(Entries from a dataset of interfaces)

+===+

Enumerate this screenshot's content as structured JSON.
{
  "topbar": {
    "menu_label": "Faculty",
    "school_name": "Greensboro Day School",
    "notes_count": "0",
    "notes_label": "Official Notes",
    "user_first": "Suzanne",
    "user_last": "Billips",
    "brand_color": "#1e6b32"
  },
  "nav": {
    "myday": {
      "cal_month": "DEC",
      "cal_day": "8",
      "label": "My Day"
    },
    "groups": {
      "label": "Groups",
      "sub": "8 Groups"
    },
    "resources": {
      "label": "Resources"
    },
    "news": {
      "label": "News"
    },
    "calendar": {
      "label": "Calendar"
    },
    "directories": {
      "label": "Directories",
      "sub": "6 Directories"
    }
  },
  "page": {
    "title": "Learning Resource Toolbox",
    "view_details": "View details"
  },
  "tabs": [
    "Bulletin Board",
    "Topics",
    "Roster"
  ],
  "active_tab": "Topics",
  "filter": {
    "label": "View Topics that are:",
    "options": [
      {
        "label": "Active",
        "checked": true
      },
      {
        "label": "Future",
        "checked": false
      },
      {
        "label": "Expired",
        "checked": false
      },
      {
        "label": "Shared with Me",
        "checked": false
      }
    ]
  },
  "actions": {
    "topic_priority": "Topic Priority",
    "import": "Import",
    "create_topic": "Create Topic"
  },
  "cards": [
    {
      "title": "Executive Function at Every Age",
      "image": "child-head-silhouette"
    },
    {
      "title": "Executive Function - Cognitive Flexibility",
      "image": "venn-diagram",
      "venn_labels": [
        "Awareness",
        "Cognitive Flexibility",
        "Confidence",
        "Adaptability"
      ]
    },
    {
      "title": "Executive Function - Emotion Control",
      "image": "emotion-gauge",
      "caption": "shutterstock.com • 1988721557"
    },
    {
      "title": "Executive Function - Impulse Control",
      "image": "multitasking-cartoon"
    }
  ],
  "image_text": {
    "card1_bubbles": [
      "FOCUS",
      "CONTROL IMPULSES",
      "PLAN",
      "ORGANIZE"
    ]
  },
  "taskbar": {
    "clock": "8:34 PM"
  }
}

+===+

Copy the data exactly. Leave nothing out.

Enumerate this screenshot's content as structured JSON.
{
  "topbar": {
    "menu_label": "Faculty",
    "school_name": "Greensboro Day School",
    "notes_count": "0",
    "notes_label": "Official Notes",
    "user_first": "Suzanne",
    "user_last": "Billips",
    "brand_color": "#1e6b32"
  },
  "nav": {
    "myday": {
      "cal_month": "DEC",
      "cal_day": "8",
      "label": "My Day"
    },
    "groups": {
      "label": "Groups",
      "sub": "8 Groups"
    },
    "resources": {
      "label": "Resources"
    },
    "news": {
      "label": "News"
    },
    "calendar": {
      "label": "Calendar"
    },
    "directories": {
      "label": "Directories",
      "sub": "6 Directories"
    }
  },
  "page": {
    "title": "Learning Resource Toolbox",
    "view_details": "View details"
  },
  "tabs": [
    "Bulletin Board",
    "Topics",
    "Roster"
  ],
  "active_tab": "Topics",
  "filter": {
    "label": "View Topics that are:",
    "options": [
      {
        "label": "Active",
        "checked": true
      },
      {
        "label": "Future",
        "checked": false
      },
      {
        "label": "Expired",
        "checked": false
      },
      {
        "label": "Shared with Me",
        "checked": false
      }
    ]
  },
  "actions": {
    "topic_priority": "Topic Priority",
    "import": "Import",
    "create_topic": "Create Topic"
  },
  "cards": [
    {
      "title": "Executive Function at Every Age",
      "image": "child-head-silhouette"
    },
    {
      "title": "Executive Function - Cognitive Flexibility",
      "image": "venn-diagram",
      "venn_labels": [
        "Awareness",
        "Cognitive Flexibility",
        "Confidence",
        "Adaptability"
      ]
    },
    {
      "title": "Executive Function - Emotion Control",
      "image": "emotion-gauge",
      "caption": "shutterstock.com • 1988721557"
    },
    {
      "title": "Executive Function - Impulse Control",
      "image": "multitasking-cartoon"
    }
  ],
  "image_text": {
    "card1_bubbles": [
      "FOCUS",
      "CONTROL IMPULSES",
      "PLAN",
      "ORGANIZE"
    ]
  },
  "taskbar": {
    "clock": "8:34 PM"
  }
}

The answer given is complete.